The nearby, giant radio galaxy M87 hosts a supermassive black hole (BH) and is well-known for its bright jet dominating the spectrum over ten orders of magnitude in frequency. Due to its proximity, jet prominence, and the large black hole mass, M87 is the best laboratory for investigating the formation, acceleration, and collimation of relativistic jets. A research team led by Silke Britzen from the Max Planck Institute for Radio Astronomy in Bonn, Germany, has found strong indication for turbulent processes connecting the accretion disk and the jet of that galaxy providing insights into the longstanding problem of the origin of astrophysical jets.

Supermassive black holes form some of the most enigmatic phenomena in astrophysics. Their enormous energy output is supposed to be generated by the...

Im Focus: A Quantum Low Pass for Photons

Physicists in Garching observe novel quantum effect that limits the number of emitted photons.

The probability to find a certain number of photons inside a laser pulse usually corresponds to a classical distribution of independent events, the so-called...

Im Focus: Microprocessors based on a layer of just three atoms

Microprocessors based on atomically thin materials hold the promise of the evolution of traditional processors as well as new applications in the field of flexible electronics. Now, a TU Wien research team led by Thomas Müller has made a breakthrough in this field as part of an ongoing research project.

Two-dimensional materials, or 2D materials for short, are extremely versatile, although – or often more precisely because – they are made up of just one or a...

All Focus news of the innovation-report >>>

Anzeige

Anzeige

Event News

Expert meeting “Health Business Connect” will connect international medical technology companies

20.04.2017 | Event News

Wenn der Computer das Gehirn austrickst

18.04.2017 | Event News

7th International Conference on Crystalline Silicon Photovoltaics in Freiburg on April 3-5, 2017

03.04.2017 | Event News

 
Latest News

DGIST develops 20 times faster biosensor

24.04.2017 | Physics and Astronomy

Nanoimprinted hyperlens array: Paving the way for practical super-resolution imaging

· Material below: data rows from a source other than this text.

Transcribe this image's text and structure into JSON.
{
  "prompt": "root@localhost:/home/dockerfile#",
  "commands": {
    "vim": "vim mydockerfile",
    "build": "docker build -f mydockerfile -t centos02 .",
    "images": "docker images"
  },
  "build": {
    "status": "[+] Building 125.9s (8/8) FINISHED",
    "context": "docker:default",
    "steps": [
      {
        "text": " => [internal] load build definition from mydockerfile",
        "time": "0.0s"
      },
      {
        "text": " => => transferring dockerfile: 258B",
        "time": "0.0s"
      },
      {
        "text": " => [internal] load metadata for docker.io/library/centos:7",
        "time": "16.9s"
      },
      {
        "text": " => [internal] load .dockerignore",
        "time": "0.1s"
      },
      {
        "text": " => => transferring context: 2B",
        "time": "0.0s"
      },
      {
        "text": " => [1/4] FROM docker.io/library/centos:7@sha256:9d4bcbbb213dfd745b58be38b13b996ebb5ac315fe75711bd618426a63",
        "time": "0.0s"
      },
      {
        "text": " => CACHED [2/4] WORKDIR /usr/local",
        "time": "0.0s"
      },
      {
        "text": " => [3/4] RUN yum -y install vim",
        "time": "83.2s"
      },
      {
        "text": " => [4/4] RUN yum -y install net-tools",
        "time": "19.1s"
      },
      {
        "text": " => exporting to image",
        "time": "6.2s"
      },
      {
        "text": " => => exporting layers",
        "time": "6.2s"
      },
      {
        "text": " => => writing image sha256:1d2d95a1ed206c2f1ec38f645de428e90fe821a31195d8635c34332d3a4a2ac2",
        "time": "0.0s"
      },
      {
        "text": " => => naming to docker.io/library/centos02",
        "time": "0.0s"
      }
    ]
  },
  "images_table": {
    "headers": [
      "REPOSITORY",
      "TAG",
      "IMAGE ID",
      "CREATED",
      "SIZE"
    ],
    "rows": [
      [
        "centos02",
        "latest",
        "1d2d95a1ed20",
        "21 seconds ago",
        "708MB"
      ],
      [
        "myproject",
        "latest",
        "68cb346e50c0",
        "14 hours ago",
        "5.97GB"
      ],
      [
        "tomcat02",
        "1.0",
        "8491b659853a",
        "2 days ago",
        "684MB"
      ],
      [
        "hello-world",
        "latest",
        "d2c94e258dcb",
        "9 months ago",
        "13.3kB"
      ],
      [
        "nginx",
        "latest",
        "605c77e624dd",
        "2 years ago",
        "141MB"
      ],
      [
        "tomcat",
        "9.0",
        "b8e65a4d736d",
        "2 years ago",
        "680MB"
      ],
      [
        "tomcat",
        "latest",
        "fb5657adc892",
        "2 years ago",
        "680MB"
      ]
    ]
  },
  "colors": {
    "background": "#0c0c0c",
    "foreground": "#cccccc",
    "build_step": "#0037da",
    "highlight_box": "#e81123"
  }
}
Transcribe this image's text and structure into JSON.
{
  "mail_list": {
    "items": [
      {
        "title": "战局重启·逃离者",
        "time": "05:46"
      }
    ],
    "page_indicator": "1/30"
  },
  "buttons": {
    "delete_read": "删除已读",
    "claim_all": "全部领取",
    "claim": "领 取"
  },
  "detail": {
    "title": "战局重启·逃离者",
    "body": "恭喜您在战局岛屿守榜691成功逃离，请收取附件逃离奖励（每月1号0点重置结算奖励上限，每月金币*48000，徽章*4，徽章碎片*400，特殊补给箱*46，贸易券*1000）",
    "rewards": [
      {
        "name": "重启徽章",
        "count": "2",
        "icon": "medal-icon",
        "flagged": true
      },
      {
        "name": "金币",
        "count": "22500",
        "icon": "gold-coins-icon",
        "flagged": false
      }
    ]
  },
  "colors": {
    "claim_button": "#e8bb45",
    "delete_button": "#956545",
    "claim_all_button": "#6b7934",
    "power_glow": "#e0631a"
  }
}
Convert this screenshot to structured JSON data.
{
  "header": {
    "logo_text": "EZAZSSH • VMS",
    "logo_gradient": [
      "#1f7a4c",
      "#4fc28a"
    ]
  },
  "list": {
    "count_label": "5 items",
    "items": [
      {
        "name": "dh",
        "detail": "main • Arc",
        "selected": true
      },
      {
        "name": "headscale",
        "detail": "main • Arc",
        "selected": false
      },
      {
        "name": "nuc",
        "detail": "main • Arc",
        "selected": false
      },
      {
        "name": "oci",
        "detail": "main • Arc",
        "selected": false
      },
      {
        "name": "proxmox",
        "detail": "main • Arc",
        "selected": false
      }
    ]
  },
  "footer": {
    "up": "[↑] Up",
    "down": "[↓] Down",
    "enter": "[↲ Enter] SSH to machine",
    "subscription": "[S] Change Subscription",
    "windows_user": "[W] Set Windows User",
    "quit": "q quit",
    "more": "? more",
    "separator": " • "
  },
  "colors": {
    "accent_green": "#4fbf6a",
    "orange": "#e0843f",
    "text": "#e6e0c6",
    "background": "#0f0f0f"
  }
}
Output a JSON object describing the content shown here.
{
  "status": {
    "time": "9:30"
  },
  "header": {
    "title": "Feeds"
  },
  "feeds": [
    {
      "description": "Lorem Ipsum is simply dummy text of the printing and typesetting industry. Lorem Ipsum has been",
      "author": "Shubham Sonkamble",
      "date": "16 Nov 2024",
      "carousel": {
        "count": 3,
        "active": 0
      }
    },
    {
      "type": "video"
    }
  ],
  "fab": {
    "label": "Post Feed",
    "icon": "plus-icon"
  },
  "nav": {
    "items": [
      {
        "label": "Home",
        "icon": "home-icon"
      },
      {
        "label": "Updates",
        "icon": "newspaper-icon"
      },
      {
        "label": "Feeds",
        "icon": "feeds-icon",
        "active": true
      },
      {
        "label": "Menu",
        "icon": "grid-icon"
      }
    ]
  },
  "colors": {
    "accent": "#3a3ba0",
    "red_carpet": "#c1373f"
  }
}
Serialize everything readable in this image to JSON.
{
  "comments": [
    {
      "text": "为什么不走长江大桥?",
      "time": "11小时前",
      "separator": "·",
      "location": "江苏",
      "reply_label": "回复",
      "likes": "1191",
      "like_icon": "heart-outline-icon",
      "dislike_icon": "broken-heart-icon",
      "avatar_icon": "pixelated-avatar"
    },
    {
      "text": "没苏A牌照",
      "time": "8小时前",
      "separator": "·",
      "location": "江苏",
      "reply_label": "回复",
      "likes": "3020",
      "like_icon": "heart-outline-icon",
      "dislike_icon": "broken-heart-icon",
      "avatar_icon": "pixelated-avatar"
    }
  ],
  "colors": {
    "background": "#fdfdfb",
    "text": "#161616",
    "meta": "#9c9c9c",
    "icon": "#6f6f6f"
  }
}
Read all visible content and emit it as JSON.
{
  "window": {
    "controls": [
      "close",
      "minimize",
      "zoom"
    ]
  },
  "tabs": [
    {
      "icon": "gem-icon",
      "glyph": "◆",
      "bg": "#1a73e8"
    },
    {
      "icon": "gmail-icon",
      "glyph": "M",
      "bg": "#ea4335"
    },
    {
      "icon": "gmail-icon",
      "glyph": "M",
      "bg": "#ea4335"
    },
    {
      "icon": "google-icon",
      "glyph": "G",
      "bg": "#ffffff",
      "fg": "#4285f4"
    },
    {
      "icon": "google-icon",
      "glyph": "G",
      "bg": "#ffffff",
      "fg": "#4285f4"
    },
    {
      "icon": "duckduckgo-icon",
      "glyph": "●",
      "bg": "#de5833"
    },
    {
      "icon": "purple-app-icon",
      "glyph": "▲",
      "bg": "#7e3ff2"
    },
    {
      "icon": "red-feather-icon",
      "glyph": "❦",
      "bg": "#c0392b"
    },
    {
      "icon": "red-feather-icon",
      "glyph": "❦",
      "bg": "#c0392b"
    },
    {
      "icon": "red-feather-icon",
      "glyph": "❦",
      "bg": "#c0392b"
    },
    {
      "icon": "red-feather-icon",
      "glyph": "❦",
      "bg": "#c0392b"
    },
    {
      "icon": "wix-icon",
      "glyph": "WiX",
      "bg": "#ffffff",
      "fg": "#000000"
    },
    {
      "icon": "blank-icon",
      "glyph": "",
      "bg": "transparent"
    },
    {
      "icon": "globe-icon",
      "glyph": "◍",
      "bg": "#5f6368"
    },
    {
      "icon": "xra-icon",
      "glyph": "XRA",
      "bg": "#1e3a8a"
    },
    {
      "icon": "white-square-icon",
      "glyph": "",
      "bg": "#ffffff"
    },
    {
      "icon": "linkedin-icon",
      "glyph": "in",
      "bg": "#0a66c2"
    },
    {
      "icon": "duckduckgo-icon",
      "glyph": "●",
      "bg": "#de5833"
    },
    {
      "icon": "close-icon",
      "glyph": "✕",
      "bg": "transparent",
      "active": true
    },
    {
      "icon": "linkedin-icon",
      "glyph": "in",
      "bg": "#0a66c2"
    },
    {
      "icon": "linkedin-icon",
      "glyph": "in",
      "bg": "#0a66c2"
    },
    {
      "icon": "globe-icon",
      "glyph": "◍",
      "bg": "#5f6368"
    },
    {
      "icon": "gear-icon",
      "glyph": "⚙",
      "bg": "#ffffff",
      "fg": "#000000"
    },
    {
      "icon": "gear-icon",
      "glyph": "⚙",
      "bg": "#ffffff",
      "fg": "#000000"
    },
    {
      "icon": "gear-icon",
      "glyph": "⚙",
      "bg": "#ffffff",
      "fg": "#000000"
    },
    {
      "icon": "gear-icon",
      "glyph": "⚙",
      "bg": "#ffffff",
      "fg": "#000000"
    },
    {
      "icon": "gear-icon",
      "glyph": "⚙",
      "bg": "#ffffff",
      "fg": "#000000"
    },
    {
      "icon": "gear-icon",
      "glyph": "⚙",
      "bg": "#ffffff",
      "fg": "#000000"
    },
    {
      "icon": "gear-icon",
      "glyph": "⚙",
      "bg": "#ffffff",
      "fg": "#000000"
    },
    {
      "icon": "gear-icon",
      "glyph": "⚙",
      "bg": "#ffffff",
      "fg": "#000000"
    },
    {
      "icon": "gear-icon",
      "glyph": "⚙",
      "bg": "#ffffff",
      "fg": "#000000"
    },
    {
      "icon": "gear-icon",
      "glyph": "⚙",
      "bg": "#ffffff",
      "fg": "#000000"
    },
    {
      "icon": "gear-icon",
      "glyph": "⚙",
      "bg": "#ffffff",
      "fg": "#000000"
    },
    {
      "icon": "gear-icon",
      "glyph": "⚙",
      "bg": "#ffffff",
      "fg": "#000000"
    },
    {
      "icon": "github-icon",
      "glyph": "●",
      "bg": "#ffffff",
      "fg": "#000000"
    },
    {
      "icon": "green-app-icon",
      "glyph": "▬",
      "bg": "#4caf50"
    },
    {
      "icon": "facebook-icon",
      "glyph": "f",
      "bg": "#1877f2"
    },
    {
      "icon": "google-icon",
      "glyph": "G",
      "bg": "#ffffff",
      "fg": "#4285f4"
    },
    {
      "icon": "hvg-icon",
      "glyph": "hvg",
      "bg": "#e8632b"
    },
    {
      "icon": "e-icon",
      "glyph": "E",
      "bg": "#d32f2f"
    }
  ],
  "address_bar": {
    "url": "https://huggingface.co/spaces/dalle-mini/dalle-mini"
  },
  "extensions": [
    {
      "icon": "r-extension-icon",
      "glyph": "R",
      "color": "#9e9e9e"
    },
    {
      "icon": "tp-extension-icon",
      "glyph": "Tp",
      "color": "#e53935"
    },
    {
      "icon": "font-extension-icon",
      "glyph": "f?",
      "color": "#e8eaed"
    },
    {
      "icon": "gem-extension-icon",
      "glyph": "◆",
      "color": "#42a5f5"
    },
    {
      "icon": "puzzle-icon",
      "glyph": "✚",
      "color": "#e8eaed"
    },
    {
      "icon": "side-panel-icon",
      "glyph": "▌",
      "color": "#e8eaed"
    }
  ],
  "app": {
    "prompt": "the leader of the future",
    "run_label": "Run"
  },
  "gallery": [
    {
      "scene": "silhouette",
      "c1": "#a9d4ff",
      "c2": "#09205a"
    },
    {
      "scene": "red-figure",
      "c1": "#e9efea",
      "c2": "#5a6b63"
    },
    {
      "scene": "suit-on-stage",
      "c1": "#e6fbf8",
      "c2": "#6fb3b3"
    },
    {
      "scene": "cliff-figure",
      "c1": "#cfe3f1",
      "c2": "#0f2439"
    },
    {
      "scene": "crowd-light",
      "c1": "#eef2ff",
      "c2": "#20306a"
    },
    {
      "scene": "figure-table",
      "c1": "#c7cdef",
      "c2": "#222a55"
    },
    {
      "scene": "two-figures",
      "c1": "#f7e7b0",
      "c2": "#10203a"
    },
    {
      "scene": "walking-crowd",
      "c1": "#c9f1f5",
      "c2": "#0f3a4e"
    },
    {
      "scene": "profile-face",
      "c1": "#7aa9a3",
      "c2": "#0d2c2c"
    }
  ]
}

24.04.2017 | Materials Sciences

Atomic-level motion may drive bacteria's ability to evade immune system defenses

24.04.2017 | Life Sciences

VideoLinks
B2B-VideoLinks
More VideoLinks >>>